The community can now view photographs and films, and listen to audio stories put together by the residents who share their lives and experiences of journeying to find secure housing for themselves and their families.
The project, called Journey to Social Housing, battles the stigma and negative perceptions of how social housing tenants are seen.
Mary, a 67-year-old Hawkesbury resident has been living in a Wentworth house in South Windsor for 18 years, is among the tenants who help us understand - through the project - that having access to housing should be a universal right.
"I don't live in the street, I live in my house," said Mary.
"The Department (of housing) offered me a brand new place in a street even worse than the street I was leaving and I said no to that, then they offered me the place that I'm in now, and that was 18 years ago. And I wasn't happy, but I knew that I would have to wait much longer because then I'd be put on the bottom of the list."
Mary said she had her "ups and downs" with community housing, but she was finally happy where she was living.

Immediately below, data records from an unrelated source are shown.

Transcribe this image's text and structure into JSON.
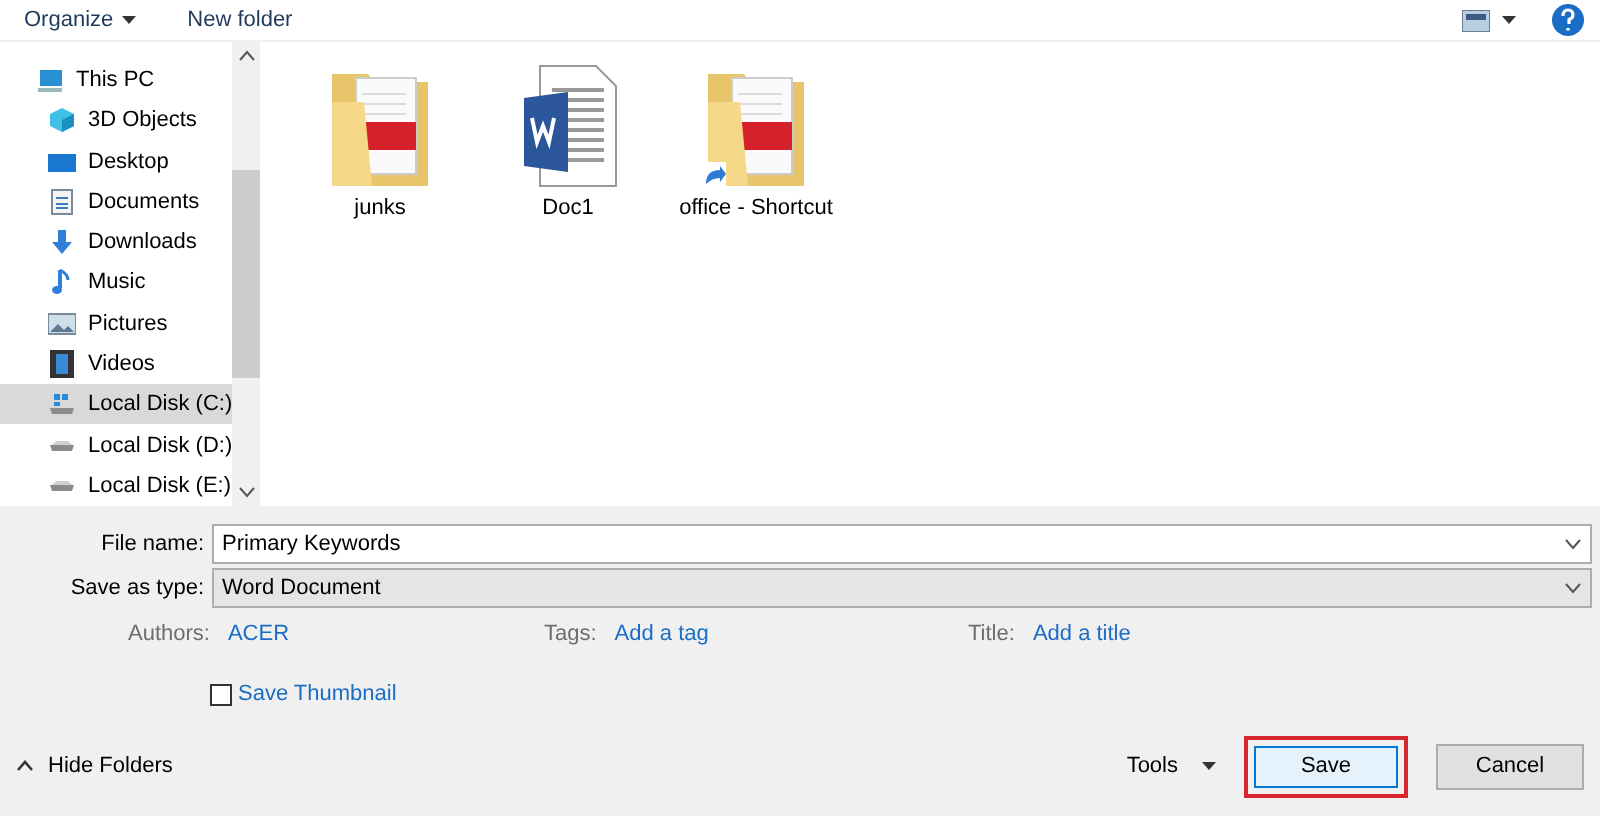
{
  "toolbar": {
    "buttons": [
      {
        "label": "Organize",
        "dropdown": true
      },
      {
        "label": "New folder",
        "dropdown": false
      }
    ]
  },
  "sidebar": {
    "items": [
      {
        "label": "This PC",
        "kind": "pc",
        "selected": false,
        "children": [
          {
            "label": "3D Objects",
            "kind": "cube",
            "selected": false
          },
          {
            "label": "Desktop",
            "kind": "desktop",
            "selected": false
          },
          {
            "label": "Documents",
            "kind": "documents",
            "selected": false
          },
          {
            "label": "Downloads",
            "kind": "downloads",
            "selected": false
          },
          {
            "label": "Music",
            "kind": "music",
            "selected": false
          },
          {
            "label": "Pictures",
            "kind": "pictures",
            "selected": false
          },
          {
            "label": "Videos",
            "kind": "videos",
            "selected": false
          },
          {
            "label": "Local Disk (C:)",
            "kind": "system-drive",
            "selected": true
          },
          {
            "label": "Local Disk (D:)",
            "kind": "drive",
            "selected": false
          },
          {
            "label": "Local Disk (E:)",
            "kind": "drive",
            "selected": false
          }
        ]
      }
    ]
  },
  "files": [
    {
      "name": "junks",
      "kind": "folder",
      "shortcut": false
    },
    {
      "name": "Doc1",
      "kind": "word",
      "shortcut": false
    },
    {
      "name": "office - Shortcut",
      "kind": "folder",
      "shortcut": true
    }
  ],
  "form": {
    "file_name": {
      "label": "File name:",
      "value": "Primary Keywords"
    },
    "save_as_type": {
      "label": "Save as type:",
      "value": "Word Document"
    },
    "meta": [
      {
        "label": "Authors:",
        "value": "ACER"
      },
      {
        "label": "Tags:",
        "value": "Add a tag"
      },
      {
        "label": "Title:",
        "value": "Add a title"
      }
    ],
    "save_thumbnail": {
      "label": "Save Thumbnail",
      "checked": false
    }
  },
  "footer": {
    "hide_folders": "Hide Folders",
    "tools": "Tools",
    "buttons": [
      {
        "label": "Save",
        "default": true,
        "highlighted": true
      },
      {
        "label": "Cancel",
        "default": false,
        "highlighted": false
      }
    ]
  }
}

"It's hard for people in public or community housing at times to get work. Sometimes they don't have a car, transport's not available. If I didn't have a car I'd find it quite difficult to do what I'm doing. Public transport in this area is shocking," she said.
Mary does volunteer work with the Wentworth Tenancy Advocacy Group.
She also does volunteering for the Women's Cottage in Richmond which she has done "for the past 25 years and they usually get me to do some sewing voluntarily because I've been a sewer since I was 12 years old, I taught myself," she said.
"For people who live in community and public housing, a bit like me, you are always walking around with a bit of a stigma," she said.
Mary said being part of the Wentworth Tenancy Advocacy Group was "helpful to find out what other people thought" about living in social housing.
She learnt she could apply for rent assistance and now she receives help to pay her rent.
"It drew my interest, because I thought I should inform myself," she said.
"Rather than being negative, it empowers me to make my life more comfortable."
She said being part of the group opened-up the opportunity to be part of the Journey to Social Housing project and attend Wentworth Community Housing's annual general meeting at the Hawkesbury Leisure and Learning Centre at Richmond this month, where the Journey exhibition was displayed.